= Exercise aim =
Where a line in the listing contains the string "Electric", copy that line out.
(Provided records Opens)
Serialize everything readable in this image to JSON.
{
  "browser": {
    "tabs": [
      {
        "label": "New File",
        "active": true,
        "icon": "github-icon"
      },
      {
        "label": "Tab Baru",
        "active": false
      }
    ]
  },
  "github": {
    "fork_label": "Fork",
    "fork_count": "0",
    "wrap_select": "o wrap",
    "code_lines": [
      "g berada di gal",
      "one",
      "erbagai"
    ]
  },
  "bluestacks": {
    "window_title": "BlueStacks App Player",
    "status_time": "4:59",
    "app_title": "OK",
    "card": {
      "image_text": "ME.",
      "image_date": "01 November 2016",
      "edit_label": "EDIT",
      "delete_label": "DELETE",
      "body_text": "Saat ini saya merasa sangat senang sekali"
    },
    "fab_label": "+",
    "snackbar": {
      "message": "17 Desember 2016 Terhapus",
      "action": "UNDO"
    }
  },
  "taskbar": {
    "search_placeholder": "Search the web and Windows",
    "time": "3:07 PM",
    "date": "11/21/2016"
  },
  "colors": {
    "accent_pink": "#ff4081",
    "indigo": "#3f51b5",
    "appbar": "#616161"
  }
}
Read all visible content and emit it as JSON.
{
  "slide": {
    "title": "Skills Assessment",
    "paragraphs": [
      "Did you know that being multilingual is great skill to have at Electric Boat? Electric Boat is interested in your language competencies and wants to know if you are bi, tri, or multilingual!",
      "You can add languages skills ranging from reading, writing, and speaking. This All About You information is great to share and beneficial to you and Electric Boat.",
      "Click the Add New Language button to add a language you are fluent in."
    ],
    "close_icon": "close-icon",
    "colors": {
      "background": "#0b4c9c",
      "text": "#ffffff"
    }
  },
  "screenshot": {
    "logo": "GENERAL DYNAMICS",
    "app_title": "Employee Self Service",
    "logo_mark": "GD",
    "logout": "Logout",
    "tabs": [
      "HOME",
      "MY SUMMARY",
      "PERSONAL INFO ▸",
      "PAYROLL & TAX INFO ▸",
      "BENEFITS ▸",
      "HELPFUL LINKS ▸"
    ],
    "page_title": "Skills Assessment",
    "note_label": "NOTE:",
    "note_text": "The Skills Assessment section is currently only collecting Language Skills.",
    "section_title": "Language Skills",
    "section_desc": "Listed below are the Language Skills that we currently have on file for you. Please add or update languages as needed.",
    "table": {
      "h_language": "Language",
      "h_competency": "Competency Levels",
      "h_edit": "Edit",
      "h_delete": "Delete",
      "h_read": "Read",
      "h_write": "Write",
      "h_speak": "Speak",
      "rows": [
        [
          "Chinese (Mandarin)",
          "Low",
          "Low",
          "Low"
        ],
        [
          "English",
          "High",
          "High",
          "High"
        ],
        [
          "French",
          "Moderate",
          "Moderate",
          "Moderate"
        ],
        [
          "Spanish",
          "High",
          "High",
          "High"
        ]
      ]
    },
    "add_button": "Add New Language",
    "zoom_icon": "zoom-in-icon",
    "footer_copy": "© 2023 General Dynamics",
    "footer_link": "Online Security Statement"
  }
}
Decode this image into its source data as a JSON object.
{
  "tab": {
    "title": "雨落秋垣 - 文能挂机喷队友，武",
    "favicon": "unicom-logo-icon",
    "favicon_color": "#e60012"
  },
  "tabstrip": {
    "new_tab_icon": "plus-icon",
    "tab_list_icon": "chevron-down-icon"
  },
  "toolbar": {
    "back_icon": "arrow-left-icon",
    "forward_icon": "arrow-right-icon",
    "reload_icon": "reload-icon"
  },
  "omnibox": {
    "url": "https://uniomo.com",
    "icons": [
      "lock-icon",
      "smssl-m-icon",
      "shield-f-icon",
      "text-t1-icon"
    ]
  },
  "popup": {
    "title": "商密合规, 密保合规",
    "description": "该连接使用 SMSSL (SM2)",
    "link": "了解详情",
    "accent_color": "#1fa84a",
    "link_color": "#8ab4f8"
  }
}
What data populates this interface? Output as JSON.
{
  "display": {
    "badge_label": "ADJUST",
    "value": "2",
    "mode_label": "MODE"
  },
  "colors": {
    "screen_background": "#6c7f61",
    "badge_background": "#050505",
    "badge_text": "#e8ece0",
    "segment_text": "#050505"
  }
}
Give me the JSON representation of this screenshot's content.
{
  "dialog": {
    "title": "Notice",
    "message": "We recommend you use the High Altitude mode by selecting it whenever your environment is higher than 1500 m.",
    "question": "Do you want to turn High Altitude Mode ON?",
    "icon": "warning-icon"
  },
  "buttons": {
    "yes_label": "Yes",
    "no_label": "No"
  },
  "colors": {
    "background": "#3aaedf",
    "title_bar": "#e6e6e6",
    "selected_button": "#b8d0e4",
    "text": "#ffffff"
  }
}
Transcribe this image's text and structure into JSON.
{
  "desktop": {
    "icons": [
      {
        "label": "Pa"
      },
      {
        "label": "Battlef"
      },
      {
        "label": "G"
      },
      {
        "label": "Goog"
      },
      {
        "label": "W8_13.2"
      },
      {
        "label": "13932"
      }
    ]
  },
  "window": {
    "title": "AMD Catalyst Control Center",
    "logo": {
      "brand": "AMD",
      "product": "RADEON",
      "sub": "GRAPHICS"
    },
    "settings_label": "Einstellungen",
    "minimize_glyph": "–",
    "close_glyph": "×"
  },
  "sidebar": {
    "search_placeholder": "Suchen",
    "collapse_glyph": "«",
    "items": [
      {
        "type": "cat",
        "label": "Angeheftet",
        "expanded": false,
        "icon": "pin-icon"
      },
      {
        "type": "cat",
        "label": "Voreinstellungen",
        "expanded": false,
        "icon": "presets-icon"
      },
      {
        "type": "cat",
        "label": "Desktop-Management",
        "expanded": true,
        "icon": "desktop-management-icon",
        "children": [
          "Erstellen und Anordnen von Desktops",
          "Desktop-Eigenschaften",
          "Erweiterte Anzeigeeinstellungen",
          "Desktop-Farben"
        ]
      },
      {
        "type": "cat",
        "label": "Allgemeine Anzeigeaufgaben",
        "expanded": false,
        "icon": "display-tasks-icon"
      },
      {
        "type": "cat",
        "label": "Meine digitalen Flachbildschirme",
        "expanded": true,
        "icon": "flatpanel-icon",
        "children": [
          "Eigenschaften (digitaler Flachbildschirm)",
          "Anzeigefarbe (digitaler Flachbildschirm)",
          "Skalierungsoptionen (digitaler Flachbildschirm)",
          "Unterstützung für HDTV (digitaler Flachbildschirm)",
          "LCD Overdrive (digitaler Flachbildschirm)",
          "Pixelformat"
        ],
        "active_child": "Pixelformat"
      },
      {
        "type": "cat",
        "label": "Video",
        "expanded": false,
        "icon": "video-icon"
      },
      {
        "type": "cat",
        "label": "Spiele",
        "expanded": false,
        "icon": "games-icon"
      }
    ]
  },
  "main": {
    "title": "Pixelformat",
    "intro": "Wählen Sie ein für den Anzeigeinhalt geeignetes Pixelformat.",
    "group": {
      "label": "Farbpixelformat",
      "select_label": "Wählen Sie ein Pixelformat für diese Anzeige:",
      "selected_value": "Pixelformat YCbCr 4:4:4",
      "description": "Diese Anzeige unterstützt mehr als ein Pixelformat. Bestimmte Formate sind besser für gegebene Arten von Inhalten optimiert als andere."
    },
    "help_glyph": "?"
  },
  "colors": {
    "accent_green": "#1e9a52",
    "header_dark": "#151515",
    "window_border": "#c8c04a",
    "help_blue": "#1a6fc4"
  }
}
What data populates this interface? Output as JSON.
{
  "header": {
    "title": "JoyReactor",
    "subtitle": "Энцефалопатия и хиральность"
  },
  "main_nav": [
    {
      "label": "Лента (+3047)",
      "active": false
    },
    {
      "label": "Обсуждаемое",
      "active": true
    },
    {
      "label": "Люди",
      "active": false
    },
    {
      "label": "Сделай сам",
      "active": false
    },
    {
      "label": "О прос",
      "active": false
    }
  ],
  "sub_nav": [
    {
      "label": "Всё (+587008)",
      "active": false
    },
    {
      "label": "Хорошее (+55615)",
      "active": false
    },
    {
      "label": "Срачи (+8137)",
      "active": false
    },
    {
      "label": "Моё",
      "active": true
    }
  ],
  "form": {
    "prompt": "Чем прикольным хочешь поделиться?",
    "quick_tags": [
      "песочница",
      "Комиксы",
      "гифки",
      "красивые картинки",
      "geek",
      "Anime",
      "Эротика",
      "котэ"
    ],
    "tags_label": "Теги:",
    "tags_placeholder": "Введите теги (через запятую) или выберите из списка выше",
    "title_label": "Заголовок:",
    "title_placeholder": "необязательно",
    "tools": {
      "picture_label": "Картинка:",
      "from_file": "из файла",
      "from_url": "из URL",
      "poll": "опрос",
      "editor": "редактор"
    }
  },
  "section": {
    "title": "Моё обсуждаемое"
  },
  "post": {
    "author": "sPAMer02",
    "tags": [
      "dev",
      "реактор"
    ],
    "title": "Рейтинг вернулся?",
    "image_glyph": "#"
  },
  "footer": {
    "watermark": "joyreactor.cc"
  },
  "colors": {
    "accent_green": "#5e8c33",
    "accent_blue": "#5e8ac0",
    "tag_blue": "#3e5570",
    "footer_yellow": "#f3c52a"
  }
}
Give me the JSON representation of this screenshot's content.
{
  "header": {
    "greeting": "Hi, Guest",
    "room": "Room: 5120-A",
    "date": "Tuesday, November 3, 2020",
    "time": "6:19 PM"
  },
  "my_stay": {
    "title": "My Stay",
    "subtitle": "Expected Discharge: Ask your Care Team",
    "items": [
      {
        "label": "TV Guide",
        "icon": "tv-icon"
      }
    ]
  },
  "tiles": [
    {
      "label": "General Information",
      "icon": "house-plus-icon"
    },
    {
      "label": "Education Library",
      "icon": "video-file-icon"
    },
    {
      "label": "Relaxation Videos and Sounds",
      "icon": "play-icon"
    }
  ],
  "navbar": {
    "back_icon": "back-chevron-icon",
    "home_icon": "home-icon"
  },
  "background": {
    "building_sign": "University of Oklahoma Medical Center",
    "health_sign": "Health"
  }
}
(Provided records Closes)
= Finished task =
      "Did you know that being multilingual is great skill to have at Electric Boat? Electric Boat is interested in your language competencies and wants to know if you are bi, tri, or multilingual!",
      "You can add languages skills ranging from reading, writing, and speaking. This All About You information is great to share and beneficial to you and Electric Boat.",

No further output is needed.